◆ **ASSIGNMENT**:
Each line with the word "JSON" must appear in the answer, copied from the records.

◆ **INPUT FOR THIS TASK**:
>>>>

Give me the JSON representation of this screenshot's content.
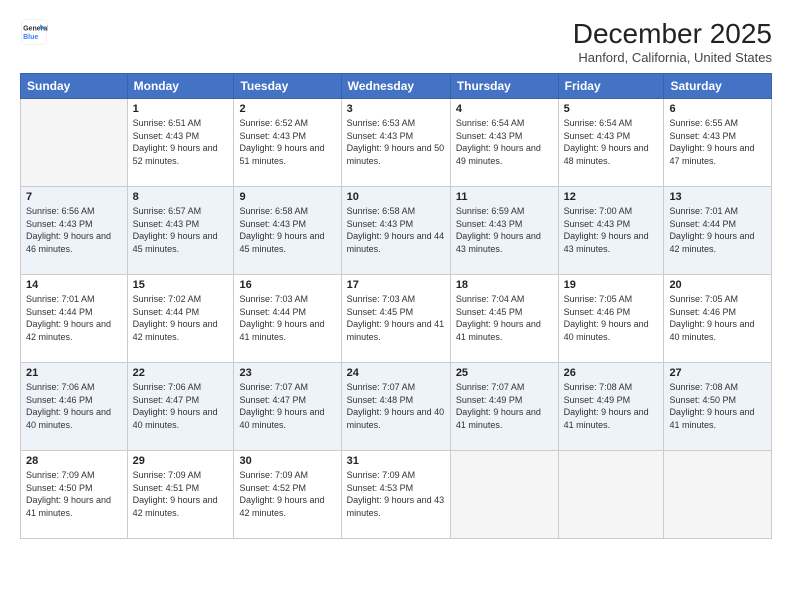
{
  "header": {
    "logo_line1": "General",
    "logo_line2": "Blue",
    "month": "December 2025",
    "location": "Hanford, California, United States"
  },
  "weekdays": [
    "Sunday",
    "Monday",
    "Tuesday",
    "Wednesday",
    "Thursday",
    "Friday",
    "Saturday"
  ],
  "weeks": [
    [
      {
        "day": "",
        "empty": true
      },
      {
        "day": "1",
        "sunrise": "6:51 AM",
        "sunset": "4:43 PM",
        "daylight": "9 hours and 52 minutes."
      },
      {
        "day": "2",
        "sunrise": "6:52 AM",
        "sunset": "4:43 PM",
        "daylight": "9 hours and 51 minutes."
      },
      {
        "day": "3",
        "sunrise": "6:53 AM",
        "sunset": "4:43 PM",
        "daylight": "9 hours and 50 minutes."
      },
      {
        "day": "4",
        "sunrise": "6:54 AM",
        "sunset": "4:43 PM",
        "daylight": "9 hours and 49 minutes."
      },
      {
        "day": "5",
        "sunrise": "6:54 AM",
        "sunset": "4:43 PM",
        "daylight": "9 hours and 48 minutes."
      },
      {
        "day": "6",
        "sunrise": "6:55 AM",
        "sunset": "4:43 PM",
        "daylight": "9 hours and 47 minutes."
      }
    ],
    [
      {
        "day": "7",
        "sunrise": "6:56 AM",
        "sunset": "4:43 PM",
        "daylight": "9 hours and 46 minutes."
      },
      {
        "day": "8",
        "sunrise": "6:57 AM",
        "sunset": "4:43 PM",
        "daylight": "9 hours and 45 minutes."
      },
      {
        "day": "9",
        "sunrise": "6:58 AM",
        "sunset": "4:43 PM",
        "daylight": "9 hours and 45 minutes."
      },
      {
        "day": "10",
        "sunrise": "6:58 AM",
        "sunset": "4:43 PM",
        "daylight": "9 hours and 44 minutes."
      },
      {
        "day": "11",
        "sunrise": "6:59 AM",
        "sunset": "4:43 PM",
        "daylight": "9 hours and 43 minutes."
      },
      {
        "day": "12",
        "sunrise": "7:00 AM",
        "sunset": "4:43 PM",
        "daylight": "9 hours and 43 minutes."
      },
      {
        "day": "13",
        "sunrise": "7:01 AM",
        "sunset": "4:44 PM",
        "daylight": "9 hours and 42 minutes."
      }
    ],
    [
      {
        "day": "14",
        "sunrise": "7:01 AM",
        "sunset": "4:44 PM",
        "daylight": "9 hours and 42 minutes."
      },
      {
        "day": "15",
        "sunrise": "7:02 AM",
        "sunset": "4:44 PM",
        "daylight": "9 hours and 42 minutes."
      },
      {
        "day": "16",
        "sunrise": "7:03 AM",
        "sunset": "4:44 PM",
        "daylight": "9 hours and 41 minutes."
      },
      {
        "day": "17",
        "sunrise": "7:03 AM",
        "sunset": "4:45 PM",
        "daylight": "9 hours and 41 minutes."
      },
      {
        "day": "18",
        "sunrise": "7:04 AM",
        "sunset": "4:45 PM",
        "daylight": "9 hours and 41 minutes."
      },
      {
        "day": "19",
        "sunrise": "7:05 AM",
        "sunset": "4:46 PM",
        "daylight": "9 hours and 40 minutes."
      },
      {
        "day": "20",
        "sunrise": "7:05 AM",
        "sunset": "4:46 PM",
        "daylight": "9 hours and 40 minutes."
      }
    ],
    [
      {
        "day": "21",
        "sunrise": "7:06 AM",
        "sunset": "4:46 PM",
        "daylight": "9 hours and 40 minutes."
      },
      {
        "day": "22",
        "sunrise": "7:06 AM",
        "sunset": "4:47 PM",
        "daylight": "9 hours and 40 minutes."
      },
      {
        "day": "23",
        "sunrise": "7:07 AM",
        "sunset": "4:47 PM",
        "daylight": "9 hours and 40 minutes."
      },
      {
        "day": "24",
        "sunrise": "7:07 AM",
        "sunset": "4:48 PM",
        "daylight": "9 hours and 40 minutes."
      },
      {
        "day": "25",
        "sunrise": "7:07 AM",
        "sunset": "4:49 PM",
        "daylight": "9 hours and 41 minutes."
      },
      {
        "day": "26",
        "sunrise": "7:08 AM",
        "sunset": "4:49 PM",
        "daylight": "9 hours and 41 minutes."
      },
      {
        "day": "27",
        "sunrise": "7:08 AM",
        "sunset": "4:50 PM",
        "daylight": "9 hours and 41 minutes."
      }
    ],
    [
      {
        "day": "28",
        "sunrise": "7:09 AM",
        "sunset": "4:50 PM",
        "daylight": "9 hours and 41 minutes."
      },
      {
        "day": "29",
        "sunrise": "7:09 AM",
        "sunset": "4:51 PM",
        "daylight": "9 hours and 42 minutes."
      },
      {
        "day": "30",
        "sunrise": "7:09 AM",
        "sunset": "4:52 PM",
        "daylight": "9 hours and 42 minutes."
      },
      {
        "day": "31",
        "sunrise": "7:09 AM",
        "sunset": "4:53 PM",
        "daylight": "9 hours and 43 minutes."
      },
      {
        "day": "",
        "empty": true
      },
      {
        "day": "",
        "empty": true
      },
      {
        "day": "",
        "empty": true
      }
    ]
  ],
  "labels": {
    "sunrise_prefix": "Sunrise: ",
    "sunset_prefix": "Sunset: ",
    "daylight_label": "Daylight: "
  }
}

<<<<
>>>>

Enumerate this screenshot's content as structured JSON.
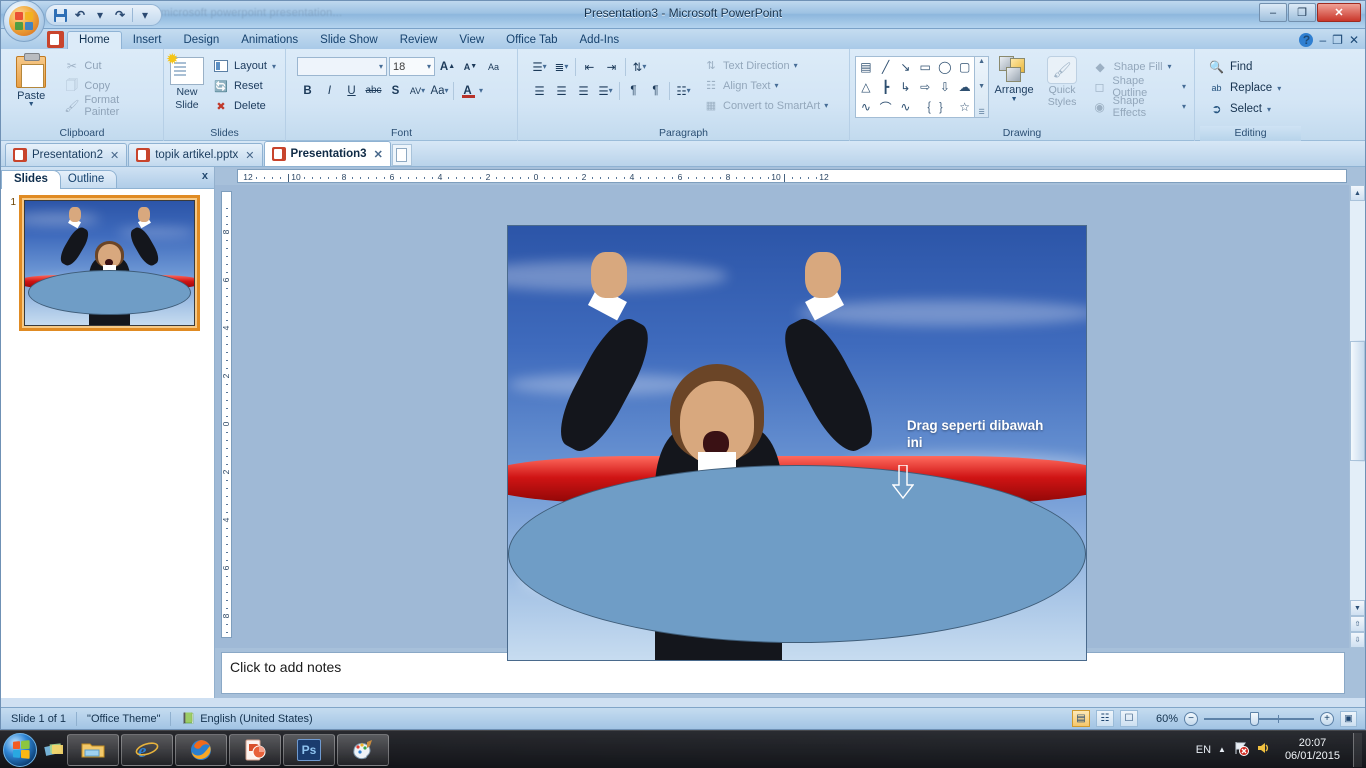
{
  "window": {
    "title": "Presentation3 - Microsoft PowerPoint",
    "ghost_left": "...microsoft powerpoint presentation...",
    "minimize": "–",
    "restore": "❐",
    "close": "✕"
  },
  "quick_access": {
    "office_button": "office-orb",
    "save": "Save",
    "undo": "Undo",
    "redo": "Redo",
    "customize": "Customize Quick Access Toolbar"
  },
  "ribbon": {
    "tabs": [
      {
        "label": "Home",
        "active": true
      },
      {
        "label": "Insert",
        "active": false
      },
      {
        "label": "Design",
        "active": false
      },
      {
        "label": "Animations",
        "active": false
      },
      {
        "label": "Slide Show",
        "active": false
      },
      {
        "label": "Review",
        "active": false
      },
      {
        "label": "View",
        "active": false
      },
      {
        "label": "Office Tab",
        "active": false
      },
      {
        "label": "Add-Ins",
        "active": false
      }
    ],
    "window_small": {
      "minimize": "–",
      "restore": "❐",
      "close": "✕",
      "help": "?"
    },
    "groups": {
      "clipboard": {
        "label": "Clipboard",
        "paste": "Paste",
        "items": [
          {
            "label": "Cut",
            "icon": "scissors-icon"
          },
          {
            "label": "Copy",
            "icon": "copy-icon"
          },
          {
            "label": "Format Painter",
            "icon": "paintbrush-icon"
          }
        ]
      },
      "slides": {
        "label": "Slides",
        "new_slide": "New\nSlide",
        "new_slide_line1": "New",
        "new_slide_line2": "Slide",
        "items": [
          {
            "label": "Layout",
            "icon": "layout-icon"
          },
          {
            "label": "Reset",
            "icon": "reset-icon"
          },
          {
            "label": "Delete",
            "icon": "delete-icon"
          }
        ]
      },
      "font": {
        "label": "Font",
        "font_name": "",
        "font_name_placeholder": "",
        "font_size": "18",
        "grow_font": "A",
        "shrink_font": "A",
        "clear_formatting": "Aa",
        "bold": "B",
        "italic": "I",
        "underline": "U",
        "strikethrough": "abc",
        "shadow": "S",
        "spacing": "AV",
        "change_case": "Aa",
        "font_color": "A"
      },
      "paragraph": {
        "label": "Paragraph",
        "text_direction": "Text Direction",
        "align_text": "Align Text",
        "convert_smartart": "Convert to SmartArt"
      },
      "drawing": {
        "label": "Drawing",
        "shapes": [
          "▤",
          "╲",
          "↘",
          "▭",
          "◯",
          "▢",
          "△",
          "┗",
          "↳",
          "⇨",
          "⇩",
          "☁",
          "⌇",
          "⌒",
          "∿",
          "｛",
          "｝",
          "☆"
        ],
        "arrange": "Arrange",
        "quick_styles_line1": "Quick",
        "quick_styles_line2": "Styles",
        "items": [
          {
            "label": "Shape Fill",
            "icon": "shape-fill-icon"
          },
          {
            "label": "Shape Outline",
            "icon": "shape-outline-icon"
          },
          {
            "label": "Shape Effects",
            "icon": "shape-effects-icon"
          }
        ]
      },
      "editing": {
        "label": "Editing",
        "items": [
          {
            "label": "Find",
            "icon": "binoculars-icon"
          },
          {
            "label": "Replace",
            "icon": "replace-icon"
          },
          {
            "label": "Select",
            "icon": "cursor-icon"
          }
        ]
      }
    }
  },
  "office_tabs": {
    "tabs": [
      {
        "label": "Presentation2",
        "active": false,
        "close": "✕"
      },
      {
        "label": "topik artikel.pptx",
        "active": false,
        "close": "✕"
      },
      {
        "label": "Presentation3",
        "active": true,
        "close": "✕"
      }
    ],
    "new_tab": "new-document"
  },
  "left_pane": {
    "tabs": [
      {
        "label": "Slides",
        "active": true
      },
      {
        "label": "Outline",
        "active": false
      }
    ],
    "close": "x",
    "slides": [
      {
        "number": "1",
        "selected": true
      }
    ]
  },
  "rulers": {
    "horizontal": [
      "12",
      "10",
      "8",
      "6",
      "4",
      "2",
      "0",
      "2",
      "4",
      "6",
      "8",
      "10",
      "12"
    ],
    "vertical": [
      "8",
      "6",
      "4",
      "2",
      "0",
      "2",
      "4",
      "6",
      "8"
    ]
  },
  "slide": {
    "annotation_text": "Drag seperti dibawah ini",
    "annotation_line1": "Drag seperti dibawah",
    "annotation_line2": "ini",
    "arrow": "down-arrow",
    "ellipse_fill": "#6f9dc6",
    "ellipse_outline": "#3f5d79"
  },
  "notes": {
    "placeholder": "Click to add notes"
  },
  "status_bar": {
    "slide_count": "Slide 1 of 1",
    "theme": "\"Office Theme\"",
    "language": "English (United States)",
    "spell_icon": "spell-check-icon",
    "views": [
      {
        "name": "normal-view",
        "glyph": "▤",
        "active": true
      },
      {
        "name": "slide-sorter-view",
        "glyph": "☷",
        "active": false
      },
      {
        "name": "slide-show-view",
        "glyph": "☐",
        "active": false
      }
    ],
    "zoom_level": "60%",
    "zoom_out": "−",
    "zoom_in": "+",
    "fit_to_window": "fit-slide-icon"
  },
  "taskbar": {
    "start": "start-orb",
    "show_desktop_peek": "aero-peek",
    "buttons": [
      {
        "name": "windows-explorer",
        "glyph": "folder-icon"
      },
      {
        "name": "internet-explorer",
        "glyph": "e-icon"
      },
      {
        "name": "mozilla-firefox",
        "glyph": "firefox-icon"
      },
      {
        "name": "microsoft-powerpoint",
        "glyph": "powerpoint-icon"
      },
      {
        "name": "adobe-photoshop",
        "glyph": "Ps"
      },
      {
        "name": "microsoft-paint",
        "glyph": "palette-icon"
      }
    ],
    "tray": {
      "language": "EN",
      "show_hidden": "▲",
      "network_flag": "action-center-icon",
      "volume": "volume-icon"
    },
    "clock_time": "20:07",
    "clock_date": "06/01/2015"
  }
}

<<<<

◆ **EXERCISE RESPONSE**:
Give me the JSON representation of this screenshot's content.
Enumerate this screenshot's content as structured JSON.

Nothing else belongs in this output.